These little guitars are screamers and have none of the student model/toy characteristic feel or sound some try to demean them with. Similar in many ways to a Les Paul Jr. or Firebird I, as well as the Esquire, the single-pickup Model B is a rock and roll guitar, albeit 20 or 30 years early. Limited access to the high frets would keep this from serious note benders, but noodling in E at the twelfth fret is wide open and two-fingered blues licks in G are quite playable, similar to playing in keys above A on a Les Paul.
The other 31/4 octaves are great, unless you’re used to monster frets, with intonation about what can be expected from a bar bridge (remember any guitar is by nature an imperfect, slightly out-of-une instrument, and it won’t get you down).
With a scale length of 221/2″, the neck is considered short-scale, but the feel is very similar to a ’50s Les Paul Junior, having a good-sized width (13/4″ at the nut) and depth with that almost round feeling Gibson lost in 1960; miles away from the baseball bats or exaggerated Vs of the guitar’s original competition.
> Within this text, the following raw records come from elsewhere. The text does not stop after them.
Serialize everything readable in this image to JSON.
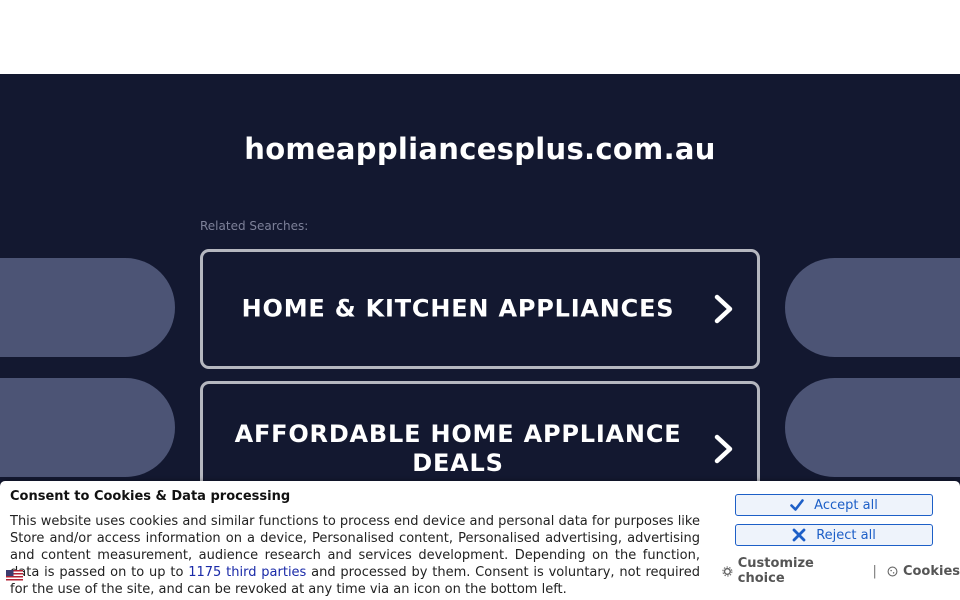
{
  "page": {
    "domain": "homeappliancesplus.com.au",
    "related_label": "Related Searches:"
  },
  "searches": [
    {
      "label": "HOME & KITCHEN APPLIANCES"
    },
    {
      "label": "AFFORDABLE HOME APPLIANCE DEALS"
    }
  ],
  "consent": {
    "title": "Consent to Cookies & Data processing",
    "text_before": "This website uses cookies and similar functions to process end device and personal data for purposes like Store and/or access information on a device, Personalised content, Personalised advertising, advertising and content measurement, audience research and services development. Depending on the function, data is passed on to up to ",
    "link_text": "1175 third parties",
    "text_after": " and processed by them. Consent is voluntary, not required for the use of the site, and can be revoked at any time via an icon on the bottom left.",
    "accept_label": "Accept all",
    "reject_label": "Reject all",
    "customize_label": "Customize choice",
    "separator": "|",
    "cookies_label": "Cookies"
  },
  "colors": {
    "background": "#131830",
    "pill": "#4c5475",
    "button_border": "#b5b7bf",
    "consent_accent": "#1d5fc7",
    "link": "#1a2aa8"
  },
  "icons": [
    "chevron-right-icon",
    "check-icon",
    "x-icon",
    "gear-icon",
    "cookie-icon",
    "language-flag-icon"
  ]
}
Note bending is comparable to a Gibson, radius-wise, and similar in feel to most original ’50s frets (you can feel the fingerboard), but not LP Custom Fretless Wonder-like at all. Plus the short scale length makes .011s respond like .010s, .010s respond like .009s, etc.
This was an important feature in the ’30s, when strings came in one gauge – big! Beauchamp used a short scale because he could, tradition be damned! With electrics, it was feasible and the theory was exploited by professionals like Tal Farlow, Billy Byrd, and Hank Garland in the ’50s, as well as Jimi Hendrix in the early ’60s.
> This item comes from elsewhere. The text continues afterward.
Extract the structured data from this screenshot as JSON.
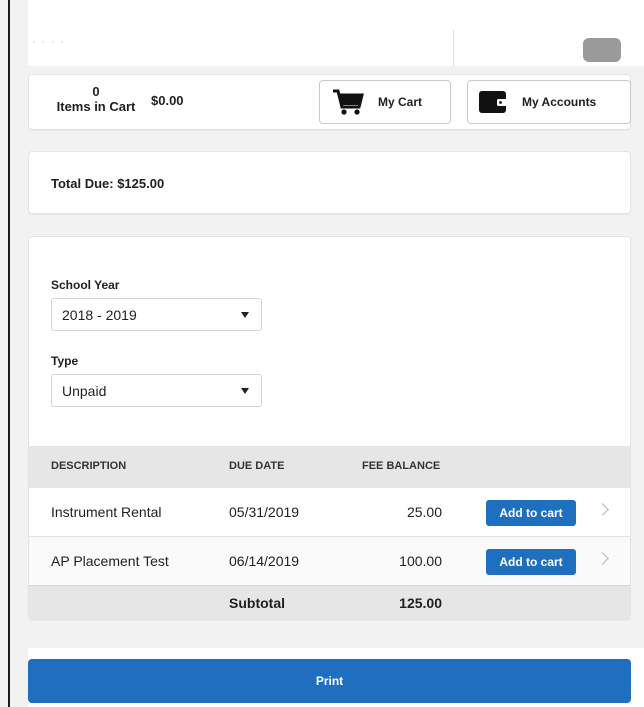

As for the hollowed-out areas under the plates, it’s obvious they were dealing with excess weight and not creating tone chambers. The prototype/first run models had unobstructed neck-through solidness, but Bakelite is amazingly dense and when even more weight needed to be removed, they took it from between the pickup and the end of the fingerboard, plus a little bit under the bridge (the only places left), with no obvious negative effect. Fact is, the neck joint is a snug 4″ long and the bridge and strings mount into a square block of the rock-like miracle substance (at least for the ’30s), making this guitar solid and uneffected by the frivolous inclusion of extra mass to either side of the neck.
Next month, we’ll discuss the Rickenbacher/Electro Bakelite Electric Spanish Guitars. And don’t forget to check out this month’s “Vintage Amplifiers” column on the Pre-WWII Electro and Rickenbacher amps.
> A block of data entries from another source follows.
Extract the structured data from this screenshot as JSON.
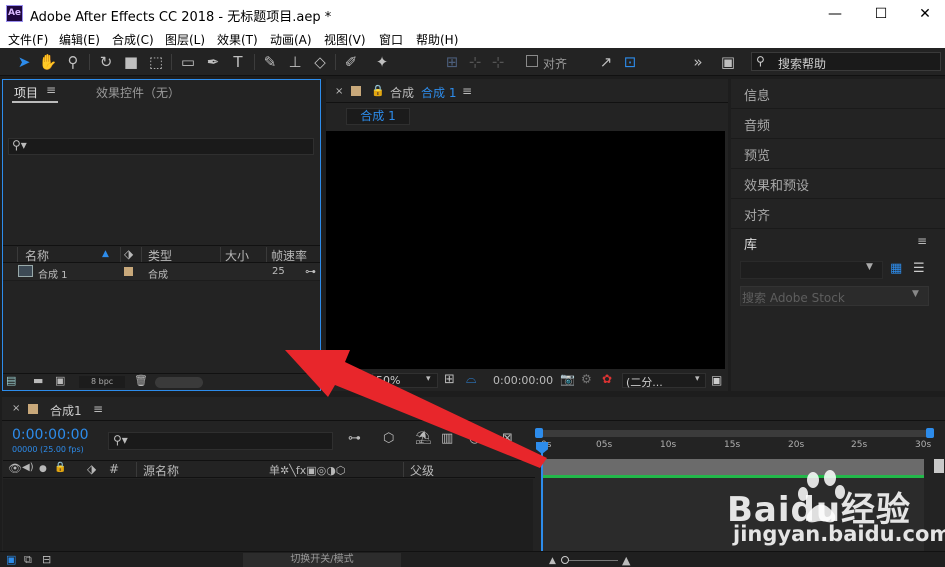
{
  "window": {
    "app_icon": "Ae",
    "title": "Adobe After Effects CC 2018 - 无标题项目.aep *",
    "minimize": "—",
    "maximize": "☐",
    "close": "✕"
  },
  "menu": [
    "文件(F)",
    "编辑(E)",
    "合成(C)",
    "图层(L)",
    "效果(T)",
    "动画(A)",
    "视图(V)",
    "窗口",
    "帮助(H)"
  ],
  "toolbar": {
    "snap_label": "对齐",
    "help_search": "搜索帮助"
  },
  "project_panel": {
    "tab_project": "项目",
    "tab_effects": "效果控件（无）",
    "columns": {
      "name": "名称",
      "type": "类型",
      "size": "大小",
      "fps": "帧速率"
    },
    "rows": [
      {
        "name": "合成 1",
        "type": "合成",
        "size": "",
        "fps": "25"
      }
    ],
    "bpc": "8 bpc"
  },
  "viewer": {
    "tab_prefix": "合成",
    "tab_name": "合成 1",
    "chip": "合成 1",
    "zoom": "50%",
    "timecode": "0:00:00:00",
    "resolution": "(二分..."
  },
  "right_panel": {
    "items": [
      "信息",
      "音频",
      "预览",
      "效果和预设",
      "对齐"
    ],
    "library": "库",
    "stock_search": "搜索 Adobe Stock"
  },
  "timeline": {
    "tab": "合成1",
    "timecode": "0:00:00:00",
    "frames": "00000 (25.00 fps)",
    "col_hash": "#",
    "col_source": "源名称",
    "col_switches": "单✲╲fx▣◎◑⬡",
    "col_parent": "父级",
    "ruler_ticks": [
      "0s",
      "05s",
      "10s",
      "15s",
      "20s",
      "25s",
      "30s"
    ],
    "switch_modes": "切换开关/模式"
  },
  "watermark": {
    "text": "Baidu经验",
    "url": "jingyan.baidu.com"
  },
  "colors": {
    "accent": "#2d8ceb",
    "arrow": "#e8262b",
    "green": "#23b84a"
  }
}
Neither this article or last month’s on the Audiovox bass were meant to belittle the memory of Leo Fender or try to negate the impact his Precision Bass and Esquire/Broadcaster/Telecaster guitars have had on musicians and listeners alike (I still rely on the ’66 Vibrolux Reverb I’ve had longer than my Gretsch). Hopefully, these exposes have come across as based in fact and not merely opinionated rantings – rewriting a half century’s worth of history books isn’t always easy.
Backs of top-mounted control panels and hollow cavities in bodies. Later Ricks had both volume and tone controls; original Esquire also fitted with volume and tone controls, with no three-way switch. Photo by John Teagle
This article originally appeared in VG‘s April ’99 issue.